I have great respect for Scientific American and have even published a couple of articles in it in my career. So it was quite disappointing to see this pop-up when I visited ScientificAmerican.com yesterday from two different computers:
This is what they call a “push poll,” a “technique in which an individual or organization attempts to influence or alter the view of respondents under the guise of conducting a poll.”
First off, the specified choices don’t include most of the strategies needed to actually reduce emissions from fossil fuels — as opposed to, say, just slowing their growth. R&D into technologies “that increase efficiency and reduce emissions in hydrocarbon production” — what, more efficient drills and refineries? Yes, that’s going to reduce fossil fuel emissions. And establishing a “capability” in CCS? Seriously. How about putting in place a standard that requires CCS?
Of course, this “poll” omits all regulations, renewable standards, efficiency standards, all significant efforts to accelerate deployment, or any mechanism to create a price on CO2. So what precisely is the point of this “energy poll” if not to mislead the public into thinking that those measures are actually “priority” ones and that the problem isn’t terribly urgent.
And if we’re quoting what IEA “predicts,” how about explaining what the IEA warns will happen if we don’t dramatically reduce greenhouse gas emissions (see Must read IEA report, Part 1: Act now with clean energy or face 6°C warming):
Unsustainable pressure on natural resources and on the environment is inevitable if energy demand is not de-coupled from economic growth and fossil fuel demand reduced.
The situation is getting worse”¦. Baseline scenario foreshadow a 70% increase in oil demand by 2050 and a 130% rise in CO2 emissions”¦. a rise in CO2 emissions of such magnitude could raise global average temperatures by 6°C (eventual stabilisation level), perhaps more.

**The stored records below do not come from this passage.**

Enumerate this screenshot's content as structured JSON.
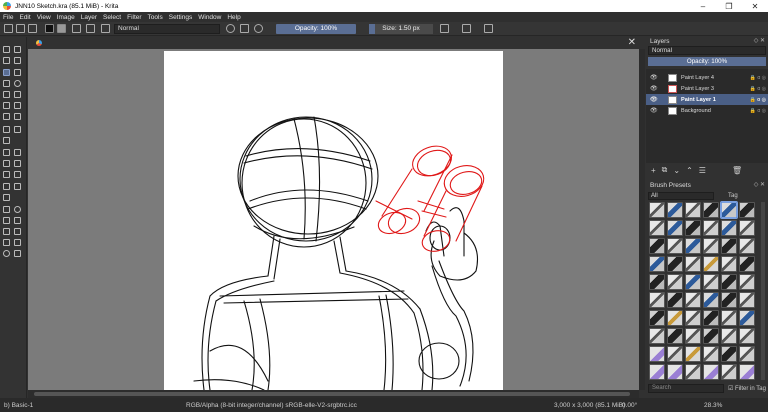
{
  "window": {
    "title": "JNN10 Sketch.kra (85.1 MiB)  - Krita",
    "controls": [
      "–",
      "❐",
      "✕"
    ]
  },
  "menu": [
    "File",
    "Edit",
    "View",
    "Image",
    "Layer",
    "Select",
    "Filter",
    "Tools",
    "Settings",
    "Window",
    "Help"
  ],
  "toolbar": {
    "blend_mode": "Normal",
    "opacity": "Opacity: 100%",
    "size": "Size: 1.50 px"
  },
  "canvas": {
    "close_label": "✕"
  },
  "layers": {
    "title": "Layers",
    "blend_mode": "Normal",
    "opacity": "Opacity:  100%",
    "items": [
      {
        "name": "Paint Layer 4",
        "selected": false
      },
      {
        "name": "Paint Layer 3",
        "selected": false
      },
      {
        "name": "Paint Layer 1",
        "selected": true
      },
      {
        "name": "Background",
        "selected": false
      }
    ]
  },
  "presets": {
    "title": "Brush Presets",
    "filter": "All",
    "tag_label": "Tag",
    "search_placeholder": "Search",
    "filter_in_tag": "Filter in Tag"
  },
  "status": {
    "preset": "b) Basic-1",
    "color_space": "RGB/Alpha (8-bit integer/channel)  sRGB-elle-V2-srgbtrc.icc",
    "dimensions": "3,000 x 3,000 (85.1 MiB)",
    "rotation": "0.00°",
    "zoom": "28.3%"
  },
  "colors": {
    "accent": "#5a6e94",
    "sketch_red": "#e01818",
    "sketch_black": "#111111"
  }
}
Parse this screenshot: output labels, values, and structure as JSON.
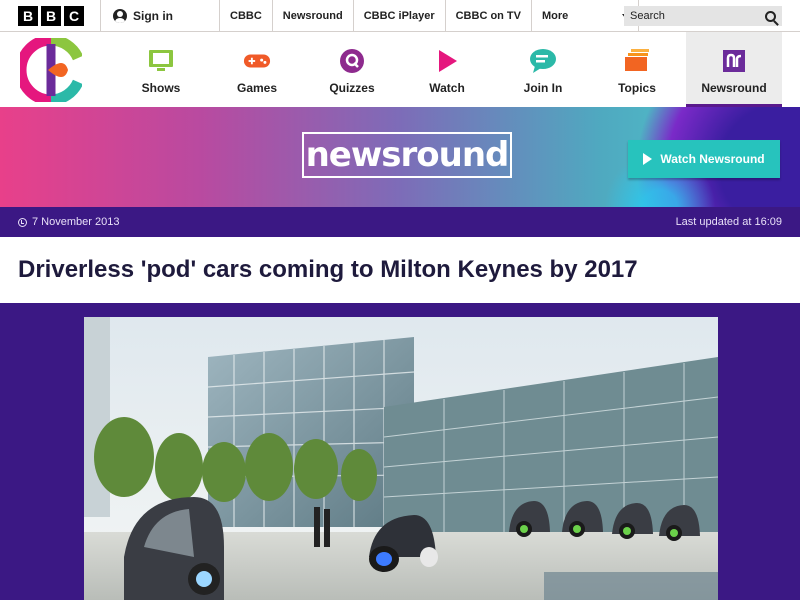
{
  "bbc_bar": {
    "logo_letters": [
      "B",
      "B",
      "C"
    ],
    "signin_label": "Sign in",
    "links": [
      "CBBC",
      "Newsround",
      "CBBC iPlayer",
      "CBBC on TV"
    ],
    "more_label": "More",
    "search_placeholder": "Search"
  },
  "cbbc_nav": {
    "items": [
      {
        "label": "Shows",
        "icon": "tv-icon",
        "color": "#8cc63f"
      },
      {
        "label": "Games",
        "icon": "gamepad-icon",
        "color": "#f05a28"
      },
      {
        "label": "Quizzes",
        "icon": "quiz-icon",
        "color": "#8e2a8e"
      },
      {
        "label": "Watch",
        "icon": "play-icon",
        "color": "#e5177e"
      },
      {
        "label": "Join In",
        "icon": "chat-icon",
        "color": "#2bb9a8"
      },
      {
        "label": "Topics",
        "icon": "folders-icon",
        "color": "#f26522"
      },
      {
        "label": "Newsround",
        "icon": "newsround-icon",
        "color": "#6b2b9a"
      }
    ],
    "active": "Newsround"
  },
  "banner": {
    "logo_text": "newsround",
    "watch_button": "Watch Newsround"
  },
  "meta": {
    "date": "7 November 2013",
    "last_updated": "Last updated at 16:09"
  },
  "article": {
    "headline": "Driverless 'pod' cars coming to Milton Keynes by 2017"
  },
  "colors": {
    "purple": "#3b1884",
    "teal": "#27c3bd",
    "banner_pink": "#e8408a"
  }
}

The consequences would be significant change in all aspects of life and irreversible change in the natural environment.
Yeah, no point in sticking that into this energy poll, otherwise readers might actually figure out how lame are the prioritized steps they’re voting on.

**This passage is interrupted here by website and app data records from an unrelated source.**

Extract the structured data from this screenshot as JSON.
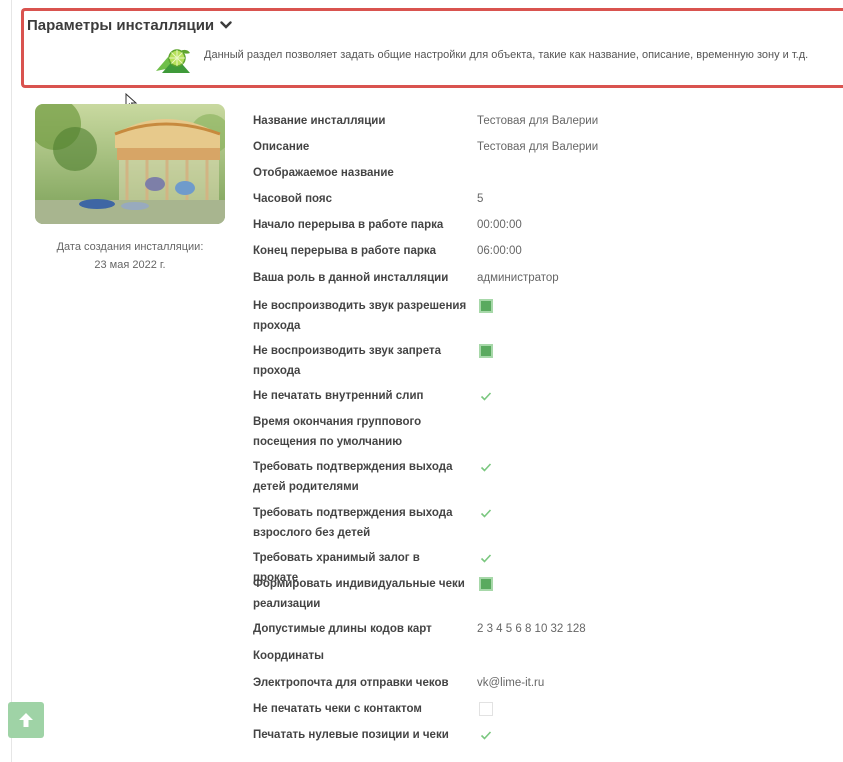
{
  "section": {
    "title": "Параметры инсталляции",
    "description": "Данный раздел позволяет задать общие настройки для объекта, такие как название, описание, временную зону и т.д.",
    "icon": "lime-slice-icon",
    "toggle_icon": "chevron-down-icon"
  },
  "profile": {
    "photo_subject": "carousel-photo",
    "created_label": "Дата создания инсталляции:",
    "created_date": "23 мая 2022 г."
  },
  "settings": [
    {
      "label": "Название инсталляции",
      "value": "Тестовая для Валерии"
    },
    {
      "label": "Описание",
      "value": "Тестовая для Валерии"
    },
    {
      "label": "Отображаемое название",
      "value": ""
    },
    {
      "label": "Часовой пояс",
      "value": "5"
    },
    {
      "label": "Начало перерыва в работе парка",
      "value": "00:00:00"
    },
    {
      "label": "Конец перерыва в работе парка",
      "value": "06:00:00"
    },
    {
      "label": "Ваша роль в данной инсталляции",
      "value": "администратор"
    },
    {
      "label": "Не воспроизводить звук разрешения прохода",
      "checkbox": "square"
    },
    {
      "label": "Не воспроизводить звук запрета прохода",
      "checkbox": "square"
    },
    {
      "label": "Не печатать внутренний слип",
      "checkbox": "check"
    },
    {
      "label": "Время окончания группового посещения по умолчанию",
      "value": ""
    },
    {
      "label": "Требовать подтверждения выхода детей родителями",
      "checkbox": "check"
    },
    {
      "label": "Требовать подтверждения выхода взрослого без детей",
      "checkbox": "check"
    },
    {
      "label": "Требовать хранимый залог в прокате",
      "checkbox": "check"
    },
    {
      "label": "Формировать индивидуальные чеки реализации",
      "checkbox": "square"
    },
    {
      "label": "Допустимые длины кодов карт",
      "value": "2 3 4 5 6 8 10 32 128"
    },
    {
      "label": "Координаты",
      "value": ""
    },
    {
      "label": "Электропочта для отправки чеков",
      "value": "vk@lime-it.ru"
    },
    {
      "label": "Не печатать чеки с контактом",
      "checkbox": "empty"
    },
    {
      "label": "Печатать нулевые позиции и чеки",
      "checkbox": "check"
    }
  ],
  "colors": {
    "header_border": "#d9534f",
    "checkbox_green": "#5aaa5f",
    "scroll_button": "#9fd3a6"
  },
  "scroll_top": {
    "icon": "arrow-up-icon"
  }
}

Jeers to Scientific American for running this pop up push poll in “association with” a once-green, now-greenwashing oil company (see Shell shocker: Once ‘green’ oil company guts renewables effort and Investors warn Shell and BP over tar sands greenwashing).

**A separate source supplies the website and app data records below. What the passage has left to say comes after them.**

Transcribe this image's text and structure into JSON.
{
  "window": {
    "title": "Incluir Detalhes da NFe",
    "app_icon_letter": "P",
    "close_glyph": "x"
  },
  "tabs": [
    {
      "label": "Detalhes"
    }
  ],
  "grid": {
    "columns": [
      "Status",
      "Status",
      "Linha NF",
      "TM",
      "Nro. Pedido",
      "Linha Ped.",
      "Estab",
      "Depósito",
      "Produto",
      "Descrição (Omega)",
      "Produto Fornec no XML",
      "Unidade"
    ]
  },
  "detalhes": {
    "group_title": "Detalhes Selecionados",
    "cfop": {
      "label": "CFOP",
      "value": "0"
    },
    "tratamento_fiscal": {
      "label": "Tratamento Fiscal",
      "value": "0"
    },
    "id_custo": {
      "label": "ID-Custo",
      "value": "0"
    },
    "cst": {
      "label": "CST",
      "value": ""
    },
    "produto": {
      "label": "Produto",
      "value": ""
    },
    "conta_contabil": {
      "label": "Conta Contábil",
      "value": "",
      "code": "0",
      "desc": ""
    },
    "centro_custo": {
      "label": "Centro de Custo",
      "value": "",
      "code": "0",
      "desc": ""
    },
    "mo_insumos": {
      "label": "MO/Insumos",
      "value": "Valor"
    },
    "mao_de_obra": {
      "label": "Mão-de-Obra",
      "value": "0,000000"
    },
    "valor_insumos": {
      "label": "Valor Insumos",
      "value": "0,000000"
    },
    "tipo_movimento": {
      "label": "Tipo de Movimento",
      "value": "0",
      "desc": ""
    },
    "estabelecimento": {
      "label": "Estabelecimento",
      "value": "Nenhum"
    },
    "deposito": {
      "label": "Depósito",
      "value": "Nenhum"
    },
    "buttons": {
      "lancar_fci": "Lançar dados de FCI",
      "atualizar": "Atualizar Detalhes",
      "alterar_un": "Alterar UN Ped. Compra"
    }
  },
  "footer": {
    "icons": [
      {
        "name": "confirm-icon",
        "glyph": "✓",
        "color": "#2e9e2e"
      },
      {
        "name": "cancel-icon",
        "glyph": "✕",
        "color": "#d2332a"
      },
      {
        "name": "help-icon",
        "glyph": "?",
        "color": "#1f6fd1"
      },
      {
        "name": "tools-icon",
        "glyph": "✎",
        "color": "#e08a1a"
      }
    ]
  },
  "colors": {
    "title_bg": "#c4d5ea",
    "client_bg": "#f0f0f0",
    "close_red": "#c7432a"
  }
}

And yes, it only compounds the irony that the banner ad is for “easy & affordable carbon offsets” to “fight global warming.” One thing we can safely say, if offsets are cheap, then you’re getting what you’re paying for. Absent a national climate bill and global climate deal, offsets, particularly cheap ones, are a placebo.
Sadly, Scientific American has joined the growing list of newspapers and magazines who go astray while struggling to find sources of revenue to supplement their dwindling print readership base:
- Media stunner: Newsweek partners with oil lobby to raise ad cash, host energy and climate events with lawmakers “” while publishing the uber-greenwashing story, “Big Oil Goes Green for Real”
- The New York Times sells its integrity to ExxonMobil with front-page ad that falsely asserts “Today’s car has 95% fewer emissions than a car from 1970.”³